Here is a listing; work out how many of its lines contain the word "icon", and state only that number.

- **RECORDS SHOWN**
▽
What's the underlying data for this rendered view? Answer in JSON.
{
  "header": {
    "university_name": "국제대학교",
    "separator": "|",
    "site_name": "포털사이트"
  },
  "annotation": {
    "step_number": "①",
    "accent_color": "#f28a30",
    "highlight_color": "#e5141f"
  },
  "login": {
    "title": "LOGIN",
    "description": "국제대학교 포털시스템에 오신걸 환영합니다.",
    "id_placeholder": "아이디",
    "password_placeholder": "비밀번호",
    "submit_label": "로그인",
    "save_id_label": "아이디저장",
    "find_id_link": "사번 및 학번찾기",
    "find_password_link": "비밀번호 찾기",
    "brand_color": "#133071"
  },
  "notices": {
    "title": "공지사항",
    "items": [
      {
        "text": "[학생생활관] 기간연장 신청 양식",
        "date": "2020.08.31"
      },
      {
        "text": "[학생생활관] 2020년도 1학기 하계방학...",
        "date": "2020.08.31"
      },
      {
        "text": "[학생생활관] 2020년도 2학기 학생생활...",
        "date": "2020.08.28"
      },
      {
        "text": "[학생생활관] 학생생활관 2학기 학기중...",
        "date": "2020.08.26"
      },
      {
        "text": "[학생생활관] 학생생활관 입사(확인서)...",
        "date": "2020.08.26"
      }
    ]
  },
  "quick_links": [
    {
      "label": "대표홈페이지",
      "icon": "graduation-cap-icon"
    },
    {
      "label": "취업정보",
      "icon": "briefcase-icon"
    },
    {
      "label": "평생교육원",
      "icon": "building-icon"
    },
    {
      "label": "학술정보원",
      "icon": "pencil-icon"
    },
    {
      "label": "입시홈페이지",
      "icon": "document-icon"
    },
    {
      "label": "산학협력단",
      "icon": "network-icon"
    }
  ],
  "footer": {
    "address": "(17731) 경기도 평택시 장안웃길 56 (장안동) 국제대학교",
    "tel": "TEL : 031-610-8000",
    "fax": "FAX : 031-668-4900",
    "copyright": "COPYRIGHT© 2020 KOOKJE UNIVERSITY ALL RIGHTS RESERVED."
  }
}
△
- **TASK SOLUTION**
6